DIRECTIONS >>
Copy each line below in which the string "Room" appears.
· · · · · · ·
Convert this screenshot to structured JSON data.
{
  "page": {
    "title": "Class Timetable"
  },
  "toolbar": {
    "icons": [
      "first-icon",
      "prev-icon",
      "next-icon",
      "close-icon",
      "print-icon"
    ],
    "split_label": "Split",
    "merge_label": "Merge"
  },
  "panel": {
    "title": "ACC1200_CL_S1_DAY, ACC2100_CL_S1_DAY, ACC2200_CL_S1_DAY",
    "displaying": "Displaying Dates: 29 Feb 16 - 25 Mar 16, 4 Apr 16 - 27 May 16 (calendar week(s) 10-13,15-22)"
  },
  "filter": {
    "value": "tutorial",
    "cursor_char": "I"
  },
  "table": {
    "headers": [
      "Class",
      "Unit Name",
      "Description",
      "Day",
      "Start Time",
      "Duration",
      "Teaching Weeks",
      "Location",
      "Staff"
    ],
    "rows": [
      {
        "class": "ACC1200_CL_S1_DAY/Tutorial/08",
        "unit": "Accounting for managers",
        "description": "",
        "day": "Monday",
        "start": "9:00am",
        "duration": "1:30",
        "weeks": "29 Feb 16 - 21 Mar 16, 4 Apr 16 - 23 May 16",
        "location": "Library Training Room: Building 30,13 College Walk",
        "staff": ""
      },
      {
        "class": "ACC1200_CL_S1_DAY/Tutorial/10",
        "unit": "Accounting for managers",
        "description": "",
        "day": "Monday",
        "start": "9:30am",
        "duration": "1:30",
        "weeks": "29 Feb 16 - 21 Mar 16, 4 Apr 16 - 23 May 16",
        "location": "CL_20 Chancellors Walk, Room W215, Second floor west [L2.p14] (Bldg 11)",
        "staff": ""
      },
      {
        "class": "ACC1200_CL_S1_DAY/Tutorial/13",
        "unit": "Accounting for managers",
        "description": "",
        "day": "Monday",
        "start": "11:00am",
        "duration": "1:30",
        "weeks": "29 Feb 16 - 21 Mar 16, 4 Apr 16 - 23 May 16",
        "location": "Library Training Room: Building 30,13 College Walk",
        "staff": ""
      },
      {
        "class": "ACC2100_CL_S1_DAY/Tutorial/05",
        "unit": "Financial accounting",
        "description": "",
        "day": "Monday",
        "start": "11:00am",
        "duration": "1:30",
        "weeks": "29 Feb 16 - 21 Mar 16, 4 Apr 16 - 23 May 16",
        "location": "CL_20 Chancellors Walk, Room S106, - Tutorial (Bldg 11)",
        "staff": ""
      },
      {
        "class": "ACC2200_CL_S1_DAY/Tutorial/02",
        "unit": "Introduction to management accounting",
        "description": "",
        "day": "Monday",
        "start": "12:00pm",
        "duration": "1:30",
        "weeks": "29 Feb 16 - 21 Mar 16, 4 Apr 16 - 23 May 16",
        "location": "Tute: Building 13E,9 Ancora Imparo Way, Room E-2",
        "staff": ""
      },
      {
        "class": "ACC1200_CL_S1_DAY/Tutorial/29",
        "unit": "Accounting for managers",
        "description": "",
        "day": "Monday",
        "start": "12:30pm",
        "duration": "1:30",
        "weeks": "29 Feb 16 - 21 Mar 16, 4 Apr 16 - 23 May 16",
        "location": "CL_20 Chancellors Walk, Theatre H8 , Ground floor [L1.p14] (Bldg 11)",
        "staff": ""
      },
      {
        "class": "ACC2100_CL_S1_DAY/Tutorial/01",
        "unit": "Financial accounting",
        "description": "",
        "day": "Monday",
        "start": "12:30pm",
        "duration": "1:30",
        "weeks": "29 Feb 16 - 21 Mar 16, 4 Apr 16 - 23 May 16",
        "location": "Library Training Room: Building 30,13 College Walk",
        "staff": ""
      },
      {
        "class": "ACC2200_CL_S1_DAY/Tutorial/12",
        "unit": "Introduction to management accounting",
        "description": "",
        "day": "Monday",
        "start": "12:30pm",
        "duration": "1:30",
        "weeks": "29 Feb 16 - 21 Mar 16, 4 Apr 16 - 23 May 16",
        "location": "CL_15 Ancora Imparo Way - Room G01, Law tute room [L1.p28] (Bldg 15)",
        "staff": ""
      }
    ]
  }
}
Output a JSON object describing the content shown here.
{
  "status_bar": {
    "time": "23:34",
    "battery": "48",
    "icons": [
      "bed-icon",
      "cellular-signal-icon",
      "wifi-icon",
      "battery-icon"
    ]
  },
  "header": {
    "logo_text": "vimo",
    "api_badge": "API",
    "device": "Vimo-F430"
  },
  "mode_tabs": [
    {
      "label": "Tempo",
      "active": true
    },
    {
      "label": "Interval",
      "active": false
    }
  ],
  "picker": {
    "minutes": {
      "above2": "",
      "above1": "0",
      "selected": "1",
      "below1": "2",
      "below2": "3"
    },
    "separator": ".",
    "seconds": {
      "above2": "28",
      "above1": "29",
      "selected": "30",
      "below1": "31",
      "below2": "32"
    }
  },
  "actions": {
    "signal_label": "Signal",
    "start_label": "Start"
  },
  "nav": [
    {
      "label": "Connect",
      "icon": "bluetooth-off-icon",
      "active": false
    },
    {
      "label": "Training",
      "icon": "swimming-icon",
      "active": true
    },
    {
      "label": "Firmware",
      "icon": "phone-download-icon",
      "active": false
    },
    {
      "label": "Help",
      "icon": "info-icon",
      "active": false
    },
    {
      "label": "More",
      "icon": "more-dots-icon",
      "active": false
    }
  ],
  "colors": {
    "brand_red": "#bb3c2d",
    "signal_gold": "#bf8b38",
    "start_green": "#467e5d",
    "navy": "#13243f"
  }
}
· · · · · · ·
ANSWER BOX >>
        "location": "Library Training Room: Building 30,13 College Walk",
        "location": "CL_20 Chancellors Walk, Room W215, Second floor west [L2.p14] (Bldg 11)",
        "location": "Library Training Room: Building 30,13 College Walk",
        "location": "CL_20 Chancellors Walk, Room S106, - Tutorial (Bldg 11)",
        "location": "Tute: Building 13E,9 Ancora Imparo Way, Room E-2",
        "location": "Library Training Room: Building 30,13 College Walk",
        "location": "CL_15 Ancora Imparo Way - Room G01, Law tute room [L1.p28] (Bldg 15)",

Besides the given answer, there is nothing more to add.